Task details ▸
Bring together copies of the lines in the data below that contain the word "name".

Given data ▸
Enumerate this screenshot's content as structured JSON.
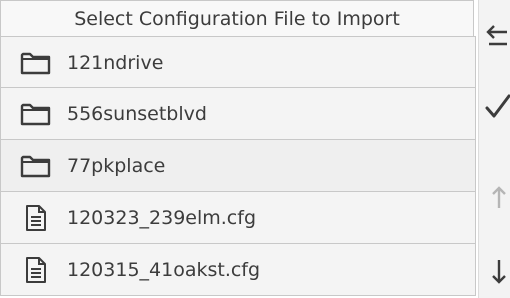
{
  "dialog": {
    "title": "Select Configuration File to Import"
  },
  "files": [
    {
      "name": "121ndrive",
      "type": "folder",
      "icon": "folder-icon"
    },
    {
      "name": "556sunsetblvd",
      "type": "folder",
      "icon": "folder-icon"
    },
    {
      "name": "77pkplace",
      "type": "folder",
      "icon": "folder-icon"
    },
    {
      "name": "120323_239elm.cfg",
      "type": "file",
      "icon": "document-icon"
    },
    {
      "name": "120315_41oakst.cfg",
      "type": "file",
      "icon": "document-icon"
    }
  ],
  "sidebar": {
    "back_icon": "back-arrow-icon",
    "confirm_icon": "checkmark-icon",
    "up_icon": "arrow-up-icon",
    "down_icon": "arrow-down-icon"
  },
  "colors": {
    "text": "#3c3c3c",
    "row_bg": "#f4f4f4",
    "border": "#c8c8c8",
    "disabled": "#b5b5b5"
  }
}
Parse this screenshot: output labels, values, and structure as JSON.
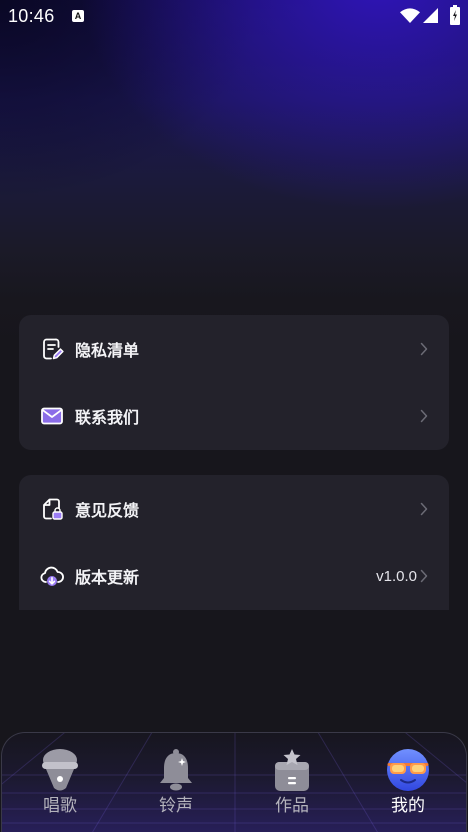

Reply ▸
      "name": "121ndrive",
      "name": "556sunsetblvd",
      "name": "77pkplace",
      "name": "120323_239elm.cfg",
      "name": "120315_41oakst.cfg",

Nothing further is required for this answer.